• EXERCISE DIRECTIONS:
Search the entries for the word "RequestUtil". Copy every line where it turns up.

Component data from apps and pages:

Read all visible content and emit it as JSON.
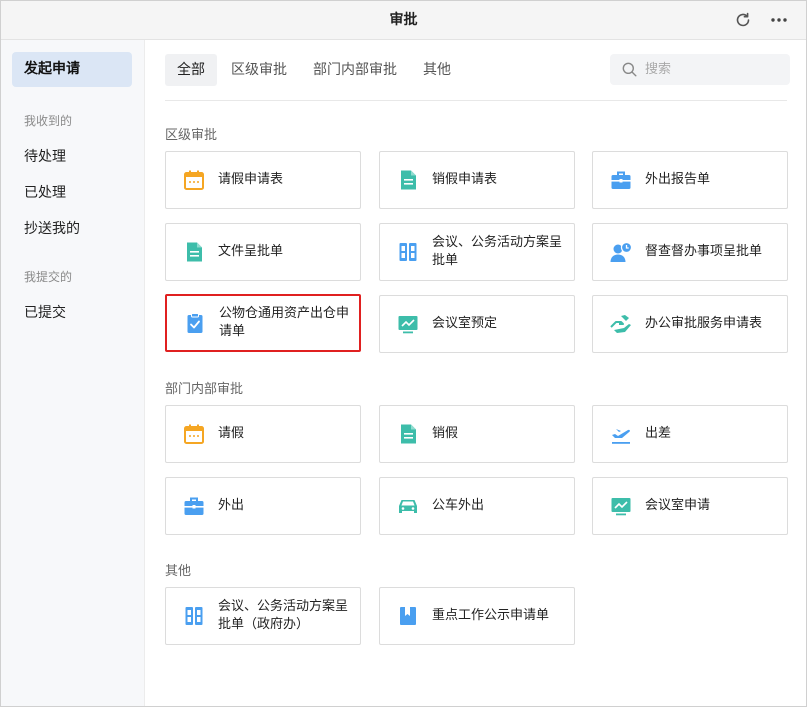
{
  "titlebar": {
    "title": "审批",
    "refresh_icon": "refresh-icon",
    "more_icon": "more-icon"
  },
  "sidebar": {
    "active": "发起申请",
    "group_received": "我收到的",
    "pending": "待处理",
    "processed": "已处理",
    "cc_me": "抄送我的",
    "group_submitted": "我提交的",
    "submitted": "已提交"
  },
  "tabs": [
    "全部",
    "区级审批",
    "部门内部审批",
    "其他"
  ],
  "search": {
    "placeholder": "搜索"
  },
  "sections": {
    "district": {
      "title": "区级审批",
      "cards": [
        {
          "label": "请假申请表",
          "icon": "calendar-icon"
        },
        {
          "label": "销假申请表",
          "icon": "document-icon"
        },
        {
          "label": "外出报告单",
          "icon": "briefcase-icon"
        },
        {
          "label": "文件呈批单",
          "icon": "document-icon"
        },
        {
          "label": "会议、公务活动方案呈批单",
          "icon": "columns-icon"
        },
        {
          "label": "督查督办事项呈批单",
          "icon": "user-clock-icon"
        },
        {
          "label": "公物仓通用资产出仓申请单",
          "icon": "clipboard-check-icon"
        },
        {
          "label": "会议室预定",
          "icon": "monitor-chart-icon"
        },
        {
          "label": "办公审批服务申请表",
          "icon": "hand-icon"
        }
      ]
    },
    "dept": {
      "title": "部门内部审批",
      "cards": [
        {
          "label": "请假",
          "icon": "calendar-icon"
        },
        {
          "label": "销假",
          "icon": "document-icon"
        },
        {
          "label": "出差",
          "icon": "airplane-icon"
        },
        {
          "label": "外出",
          "icon": "briefcase-icon"
        },
        {
          "label": "公车外出",
          "icon": "car-icon"
        },
        {
          "label": "会议室申请",
          "icon": "monitor-chart-icon"
        }
      ]
    },
    "other": {
      "title": "其他",
      "cards": [
        {
          "label": "会议、公务活动方案呈批单（政府办）",
          "icon": "columns-icon"
        },
        {
          "label": "重点工作公示申请单",
          "icon": "bookmark-icon"
        }
      ]
    }
  },
  "colors": {
    "accent_blue": "#4a9ff0",
    "teal": "#3dbdaa",
    "orange": "#f5a623",
    "highlight_red": "#e02020",
    "active_bg": "#dbe6f5"
  }
}
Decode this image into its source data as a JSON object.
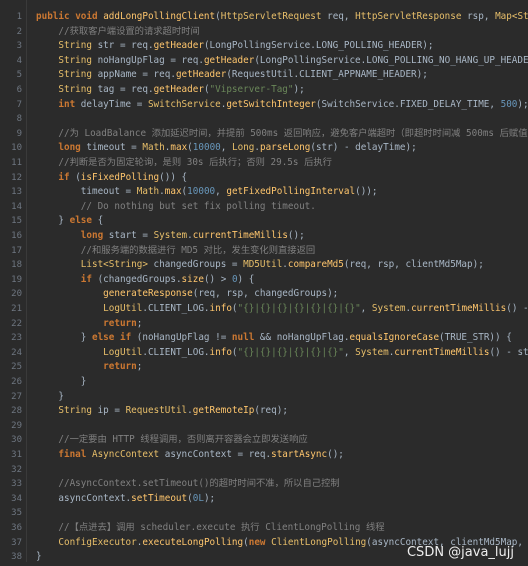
{
  "editor": {
    "lines": [
      {
        "n": "1",
        "t": [
          [
            "kw",
            "public "
          ],
          [
            "kw",
            "void "
          ],
          [
            "fn",
            "addLongPollingClient"
          ],
          [
            "plain",
            "("
          ],
          [
            "ty",
            "HttpServletRequest "
          ],
          [
            "plain",
            "req, "
          ],
          [
            "ty",
            "HttpServletResponse "
          ],
          [
            "plain",
            "rsp, "
          ],
          [
            "ty",
            "Map<String, "
          ]
        ]
      },
      {
        "n": "2",
        "t": [
          [
            "cm",
            "    //获取客户端设置的请求超时时间"
          ]
        ]
      },
      {
        "n": "3",
        "t": [
          [
            "plain",
            "    "
          ],
          [
            "ty",
            "String "
          ],
          [
            "plain",
            "str = req."
          ],
          [
            "fn",
            "getHeader"
          ],
          [
            "plain",
            "(LongPollingService.LONG_POLLING_HEADER);"
          ]
        ]
      },
      {
        "n": "4",
        "t": [
          [
            "plain",
            "    "
          ],
          [
            "ty",
            "String "
          ],
          [
            "plain",
            "noHangUpFlag = req."
          ],
          [
            "fn",
            "getHeader"
          ],
          [
            "plain",
            "(LongPollingService.LONG_POLLING_NO_HANG_UP_HEADER);"
          ]
        ]
      },
      {
        "n": "5",
        "t": [
          [
            "plain",
            "    "
          ],
          [
            "ty",
            "String "
          ],
          [
            "plain",
            "appName = req."
          ],
          [
            "fn",
            "getHeader"
          ],
          [
            "plain",
            "(RequestUtil.CLIENT_APPNAME_HEADER);"
          ]
        ]
      },
      {
        "n": "6",
        "t": [
          [
            "plain",
            "    "
          ],
          [
            "ty",
            "String "
          ],
          [
            "plain",
            "tag = req."
          ],
          [
            "fn",
            "getHeader"
          ],
          [
            "plain",
            "("
          ],
          [
            "st",
            "\"Vipserver-Tag\""
          ],
          [
            "plain",
            ");"
          ]
        ]
      },
      {
        "n": "7",
        "t": [
          [
            "plain",
            "    "
          ],
          [
            "kw",
            "int "
          ],
          [
            "plain",
            "delayTime = "
          ],
          [
            "ty",
            "SwitchService"
          ],
          [
            "plain",
            "."
          ],
          [
            "fn",
            "getSwitchInteger"
          ],
          [
            "plain",
            "(SwitchService.FIXED_DELAY_TIME, "
          ],
          [
            "num",
            "500"
          ],
          [
            "plain",
            ");"
          ]
        ]
      },
      {
        "n": "8",
        "t": [
          [
            "plain",
            ""
          ]
        ]
      },
      {
        "n": "9",
        "t": [
          [
            "cm",
            "    //为 LoadBalance 添加延迟时间，并提前 500ms 返回响应，避免客户端超时（即超时时间减 500ms 后赋值"
          ]
        ]
      },
      {
        "n": "10",
        "t": [
          [
            "plain",
            "    "
          ],
          [
            "kw",
            "long "
          ],
          [
            "plain",
            "timeout = "
          ],
          [
            "ty",
            "Math"
          ],
          [
            "plain",
            "."
          ],
          [
            "fn",
            "max"
          ],
          [
            "plain",
            "("
          ],
          [
            "num",
            "10000"
          ],
          [
            "plain",
            ", "
          ],
          [
            "ty",
            "Long"
          ],
          [
            "plain",
            "."
          ],
          [
            "fn",
            "parseLong"
          ],
          [
            "plain",
            "(str) - delayTime);"
          ]
        ]
      },
      {
        "n": "11",
        "t": [
          [
            "cm",
            "    //判断是否为固定轮询，是则 30s 后执行；否则 29.5s 后执行"
          ]
        ]
      },
      {
        "n": "12",
        "t": [
          [
            "plain",
            "    "
          ],
          [
            "kw",
            "if "
          ],
          [
            "plain",
            "("
          ],
          [
            "fn",
            "isFixedPolling"
          ],
          [
            "plain",
            "()) {"
          ]
        ]
      },
      {
        "n": "13",
        "t": [
          [
            "plain",
            "        timeout = "
          ],
          [
            "ty",
            "Math"
          ],
          [
            "plain",
            "."
          ],
          [
            "fn",
            "max"
          ],
          [
            "plain",
            "("
          ],
          [
            "num",
            "10000"
          ],
          [
            "plain",
            ", "
          ],
          [
            "fn",
            "getFixedPollingInterval"
          ],
          [
            "plain",
            "());"
          ]
        ]
      },
      {
        "n": "14",
        "t": [
          [
            "cm",
            "        // Do nothing but set fix polling timeout."
          ]
        ]
      },
      {
        "n": "15",
        "t": [
          [
            "plain",
            "    } "
          ],
          [
            "kw",
            "else "
          ],
          [
            "plain",
            "{"
          ]
        ]
      },
      {
        "n": "16",
        "t": [
          [
            "plain",
            "        "
          ],
          [
            "kw",
            "long "
          ],
          [
            "plain",
            "start = "
          ],
          [
            "ty",
            "System"
          ],
          [
            "plain",
            "."
          ],
          [
            "fn",
            "currentTimeMillis"
          ],
          [
            "plain",
            "();"
          ]
        ]
      },
      {
        "n": "17",
        "t": [
          [
            "cm",
            "        //和服务端的数据进行 MD5 对比，发生变化则直接返回"
          ]
        ]
      },
      {
        "n": "18",
        "t": [
          [
            "plain",
            "        "
          ],
          [
            "ty",
            "List<String> "
          ],
          [
            "plain",
            "changedGroups = "
          ],
          [
            "ty",
            "MD5Util"
          ],
          [
            "plain",
            "."
          ],
          [
            "fn",
            "compareMd5"
          ],
          [
            "plain",
            "(req, rsp, clientMd5Map);"
          ]
        ]
      },
      {
        "n": "19",
        "t": [
          [
            "plain",
            "        "
          ],
          [
            "kw",
            "if "
          ],
          [
            "plain",
            "(changedGroups."
          ],
          [
            "fn",
            "size"
          ],
          [
            "plain",
            "() > "
          ],
          [
            "num",
            "0"
          ],
          [
            "plain",
            ") {"
          ]
        ]
      },
      {
        "n": "20",
        "t": [
          [
            "plain",
            "            "
          ],
          [
            "fn",
            "generateResponse"
          ],
          [
            "plain",
            "(req, rsp, changedGroups);"
          ]
        ]
      },
      {
        "n": "21",
        "t": [
          [
            "plain",
            "            "
          ],
          [
            "ty",
            "LogUtil"
          ],
          [
            "plain",
            ".CLIENT_LOG."
          ],
          [
            "fn",
            "info"
          ],
          [
            "plain",
            "("
          ],
          [
            "st",
            "\"{}|{}|{}|{}|{}|{}|{}\""
          ],
          [
            "plain",
            ", "
          ],
          [
            "ty",
            "System"
          ],
          [
            "plain",
            "."
          ],
          [
            "fn",
            "currentTimeMillis"
          ],
          [
            "plain",
            "() - start"
          ]
        ]
      },
      {
        "n": "22",
        "t": [
          [
            "plain",
            "            "
          ],
          [
            "kw",
            "return"
          ],
          [
            "plain",
            ";"
          ]
        ]
      },
      {
        "n": "23",
        "t": [
          [
            "plain",
            "        } "
          ],
          [
            "kw",
            "else if "
          ],
          [
            "plain",
            "(noHangUpFlag != "
          ],
          [
            "kw",
            "null "
          ],
          [
            "plain",
            "&& noHangUpFlag."
          ],
          [
            "fn",
            "equalsIgnoreCase"
          ],
          [
            "plain",
            "(TRUE_STR)) {"
          ]
        ]
      },
      {
        "n": "24",
        "t": [
          [
            "plain",
            "            "
          ],
          [
            "ty",
            "LogUtil"
          ],
          [
            "plain",
            ".CLIENT_LOG."
          ],
          [
            "fn",
            "info"
          ],
          [
            "plain",
            "("
          ],
          [
            "st",
            "\"{}|{}|{}|{}|{}|{}\""
          ],
          [
            "plain",
            ", "
          ],
          [
            "ty",
            "System"
          ],
          [
            "plain",
            "."
          ],
          [
            "fn",
            "currentTimeMillis"
          ],
          [
            "plain",
            "() - start"
          ]
        ]
      },
      {
        "n": "25",
        "t": [
          [
            "plain",
            "            "
          ],
          [
            "kw",
            "return"
          ],
          [
            "plain",
            ";"
          ]
        ]
      },
      {
        "n": "26",
        "t": [
          [
            "plain",
            "        }"
          ]
        ]
      },
      {
        "n": "27",
        "t": [
          [
            "plain",
            "    }"
          ]
        ]
      },
      {
        "n": "28",
        "t": [
          [
            "plain",
            "    "
          ],
          [
            "ty",
            "String "
          ],
          [
            "plain",
            "ip = "
          ],
          [
            "ty",
            "RequestUtil"
          ],
          [
            "plain",
            "."
          ],
          [
            "fn",
            "getRemoteIp"
          ],
          [
            "plain",
            "(req);"
          ]
        ]
      },
      {
        "n": "29",
        "t": [
          [
            "plain",
            ""
          ]
        ]
      },
      {
        "n": "30",
        "t": [
          [
            "cm",
            "    //一定要由 HTTP 线程调用，否则离开容器会立即发送响应"
          ]
        ]
      },
      {
        "n": "31",
        "t": [
          [
            "plain",
            "    "
          ],
          [
            "kw",
            "final "
          ],
          [
            "ty",
            "AsyncContext "
          ],
          [
            "plain",
            "asyncContext = req."
          ],
          [
            "fn",
            "startAsync"
          ],
          [
            "plain",
            "();"
          ]
        ]
      },
      {
        "n": "32",
        "t": [
          [
            "plain",
            ""
          ]
        ]
      },
      {
        "n": "33",
        "t": [
          [
            "cm",
            "    //AsyncContext.setTimeout()的超时时间不准，所以自己控制"
          ]
        ]
      },
      {
        "n": "34",
        "t": [
          [
            "plain",
            "    asyncContext."
          ],
          [
            "fn",
            "setTimeout"
          ],
          [
            "plain",
            "("
          ],
          [
            "num",
            "0L"
          ],
          [
            "plain",
            ");"
          ]
        ]
      },
      {
        "n": "35",
        "t": [
          [
            "plain",
            ""
          ]
        ]
      },
      {
        "n": "36",
        "t": [
          [
            "cm",
            "    //【点进去】调用 scheduler.execute 执行 ClientLongPolling 线程"
          ]
        ]
      },
      {
        "n": "37",
        "t": [
          [
            "plain",
            "    "
          ],
          [
            "ty",
            "ConfigExecutor"
          ],
          [
            "plain",
            "."
          ],
          [
            "fn",
            "executeLongPolling"
          ],
          [
            "plain",
            "("
          ],
          [
            "kw",
            "new "
          ],
          [
            "ty",
            "ClientLongPolling"
          ],
          [
            "plain",
            "(asyncContext, clientMd5Map, ip, pr"
          ]
        ]
      },
      {
        "n": "38",
        "t": [
          [
            "plain",
            "}"
          ]
        ]
      }
    ]
  },
  "watermark": {
    "text": "CSDN @java_lujj"
  }
}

• RESPONSE FOR THIS EXERCISE:
            "(RequestUtil.CLIENT_APPNAME_HEADER);"
            "RequestUtil"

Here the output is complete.